- _How to complete this task_: Show each line in the listing below that contains the word "icon".

- _Listed records_:
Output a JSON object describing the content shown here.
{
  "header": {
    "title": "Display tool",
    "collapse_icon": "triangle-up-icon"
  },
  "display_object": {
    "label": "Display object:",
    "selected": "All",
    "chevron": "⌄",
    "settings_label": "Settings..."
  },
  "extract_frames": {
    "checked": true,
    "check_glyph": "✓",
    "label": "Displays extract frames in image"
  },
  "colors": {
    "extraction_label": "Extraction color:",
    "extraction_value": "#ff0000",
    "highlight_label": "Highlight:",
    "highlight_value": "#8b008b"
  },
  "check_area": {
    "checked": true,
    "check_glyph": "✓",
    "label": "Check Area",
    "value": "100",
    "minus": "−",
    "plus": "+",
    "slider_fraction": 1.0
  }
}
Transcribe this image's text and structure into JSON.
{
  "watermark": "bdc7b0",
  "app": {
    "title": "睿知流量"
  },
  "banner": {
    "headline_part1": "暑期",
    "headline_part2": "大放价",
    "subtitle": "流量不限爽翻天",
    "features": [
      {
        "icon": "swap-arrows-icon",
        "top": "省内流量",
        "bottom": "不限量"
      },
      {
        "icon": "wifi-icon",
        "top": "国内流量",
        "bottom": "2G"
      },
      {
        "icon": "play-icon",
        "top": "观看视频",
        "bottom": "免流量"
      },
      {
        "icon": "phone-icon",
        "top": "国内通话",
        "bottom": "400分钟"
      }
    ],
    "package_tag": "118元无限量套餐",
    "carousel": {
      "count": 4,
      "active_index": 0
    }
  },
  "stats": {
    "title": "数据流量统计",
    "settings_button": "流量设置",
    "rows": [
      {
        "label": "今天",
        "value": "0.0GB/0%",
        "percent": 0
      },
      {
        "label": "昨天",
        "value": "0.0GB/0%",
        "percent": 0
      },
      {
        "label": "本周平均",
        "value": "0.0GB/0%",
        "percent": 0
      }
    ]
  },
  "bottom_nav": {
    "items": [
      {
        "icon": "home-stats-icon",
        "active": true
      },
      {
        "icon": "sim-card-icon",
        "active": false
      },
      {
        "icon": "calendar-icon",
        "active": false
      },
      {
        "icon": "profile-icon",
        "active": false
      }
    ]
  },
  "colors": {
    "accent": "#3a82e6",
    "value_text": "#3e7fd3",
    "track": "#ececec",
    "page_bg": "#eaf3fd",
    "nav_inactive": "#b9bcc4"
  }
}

- _Answer for the task_:
    "collapse_icon": "triangle-up-icon"
        "icon": "swap-arrows-icon",
        "icon": "wifi-icon",
        "icon": "play-icon",
        "icon": "phone-icon",
        "icon": "home-stats-icon",
        "icon": "sim-card-icon",
        "icon": "calendar-icon",
        "icon": "profile-icon",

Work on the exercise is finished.